Rumanian premier tube immediate steps
for gonernl mobllizntioti to meet Bul
garia's. They likewise demnnded that
tho Austro Oorman propaganda be stop
ped, and declared it is dishonoring and
imperilling Rumnnin.
Confirmation Received
of Telephone Success
San Francisco, Sept. 30. Confirma
tion of the success of the experiment
in wireless telephony between Washing
ton and Honolulu lust night was re
ceived by wiroless telegraphy today by
the officials of the American Telephone
and Telegraph company here.
Confirmation in the form of a tele
phonic reply could nut be received from
the islands last night because there wu
only a receiving instrument there.
Today's illspiitches told the official,

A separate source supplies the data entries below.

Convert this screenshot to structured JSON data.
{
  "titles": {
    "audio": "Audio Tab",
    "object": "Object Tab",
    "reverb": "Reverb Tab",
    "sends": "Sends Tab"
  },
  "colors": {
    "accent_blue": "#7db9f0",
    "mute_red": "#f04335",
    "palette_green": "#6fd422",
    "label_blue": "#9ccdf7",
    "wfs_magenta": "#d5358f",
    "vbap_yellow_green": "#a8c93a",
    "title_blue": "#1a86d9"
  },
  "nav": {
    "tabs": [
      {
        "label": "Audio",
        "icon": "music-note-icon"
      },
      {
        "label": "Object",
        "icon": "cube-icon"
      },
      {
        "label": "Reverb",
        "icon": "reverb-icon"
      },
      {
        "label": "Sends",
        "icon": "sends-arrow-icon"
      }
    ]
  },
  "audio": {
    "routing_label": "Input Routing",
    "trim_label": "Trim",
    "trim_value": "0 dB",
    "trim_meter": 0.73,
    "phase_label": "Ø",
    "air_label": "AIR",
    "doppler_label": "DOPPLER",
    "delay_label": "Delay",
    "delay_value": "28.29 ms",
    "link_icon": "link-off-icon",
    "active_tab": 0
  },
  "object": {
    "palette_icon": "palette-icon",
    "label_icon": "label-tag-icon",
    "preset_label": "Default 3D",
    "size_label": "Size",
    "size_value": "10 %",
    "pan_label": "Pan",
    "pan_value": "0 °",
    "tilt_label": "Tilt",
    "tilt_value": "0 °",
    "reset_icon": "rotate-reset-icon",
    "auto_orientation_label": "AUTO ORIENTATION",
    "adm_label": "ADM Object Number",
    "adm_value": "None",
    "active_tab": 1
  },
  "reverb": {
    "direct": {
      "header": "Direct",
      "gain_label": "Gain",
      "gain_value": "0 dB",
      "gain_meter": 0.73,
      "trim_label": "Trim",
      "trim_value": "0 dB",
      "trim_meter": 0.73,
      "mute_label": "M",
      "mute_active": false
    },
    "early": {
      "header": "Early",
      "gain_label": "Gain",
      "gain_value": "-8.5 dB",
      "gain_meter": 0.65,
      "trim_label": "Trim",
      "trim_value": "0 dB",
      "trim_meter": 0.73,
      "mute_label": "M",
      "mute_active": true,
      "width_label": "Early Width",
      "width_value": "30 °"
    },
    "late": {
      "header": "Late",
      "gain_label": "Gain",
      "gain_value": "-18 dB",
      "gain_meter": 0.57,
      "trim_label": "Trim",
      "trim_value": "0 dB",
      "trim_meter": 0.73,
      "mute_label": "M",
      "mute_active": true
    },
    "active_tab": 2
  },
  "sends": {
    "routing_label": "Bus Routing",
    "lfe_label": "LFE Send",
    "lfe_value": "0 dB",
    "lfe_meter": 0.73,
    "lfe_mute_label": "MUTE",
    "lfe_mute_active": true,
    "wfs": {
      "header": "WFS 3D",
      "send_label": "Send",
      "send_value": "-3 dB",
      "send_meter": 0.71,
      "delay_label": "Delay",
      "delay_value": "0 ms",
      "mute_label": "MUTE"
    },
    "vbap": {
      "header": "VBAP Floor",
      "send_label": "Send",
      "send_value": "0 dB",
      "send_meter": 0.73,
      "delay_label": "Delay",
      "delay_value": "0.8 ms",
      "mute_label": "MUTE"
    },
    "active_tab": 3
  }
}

and ,1. J. Carty, the inventor, however,
that the words "hello, hello, hello" and
the numerals "one, two, three ,four
und five" could he distinctly heard in
Honolulu shortly after they were spok
en in Washington.
"The success of this achievement,"
said .1. .1. Carty, chief engineer for the
American Telephone and Telegraph com
pnuy, "depends entirely upon high
wiivo vibrations.
'We can take any ordinary telephone,
hitch it to our apparatus and so modify
the current that It will be strong cnotiga
to kill any person touching one of the
"I cannot give out any of the techni
cal details because the apparatus is not
patented, and we must protect oiusclve
from haying our ideas stolen.
"Trnns-Atlnntie, wireless telephone
communication is assured as soon aa the
European war Is settled. Telephoning
by wireless across the continent i
much more difficult feat than it wouhl
be to talk across the Atlantic.
"Communication can now be estab
lished between points where it Is im
practical to extend wires. Wireles
telephony will novor take the place ot
wiro system bocause of the Interfer
ence of ntnuiHpheria conditions, but it
may bo expected to supplement them in
many ways.
"One disadvantage that must he over
come is the fact that anyone suitably
equipped tuny listen in on the wireless
Snn Francisco, Sept. 30. Toyo Klsen
Maisha, the JapuncAit steamship com
pany will put four more transpacific
steamers into commission it was an
nounced today. This will give tho lino
control of the Pacific pusseuger busi
ness with retirement of the Pacific
Mail linu, j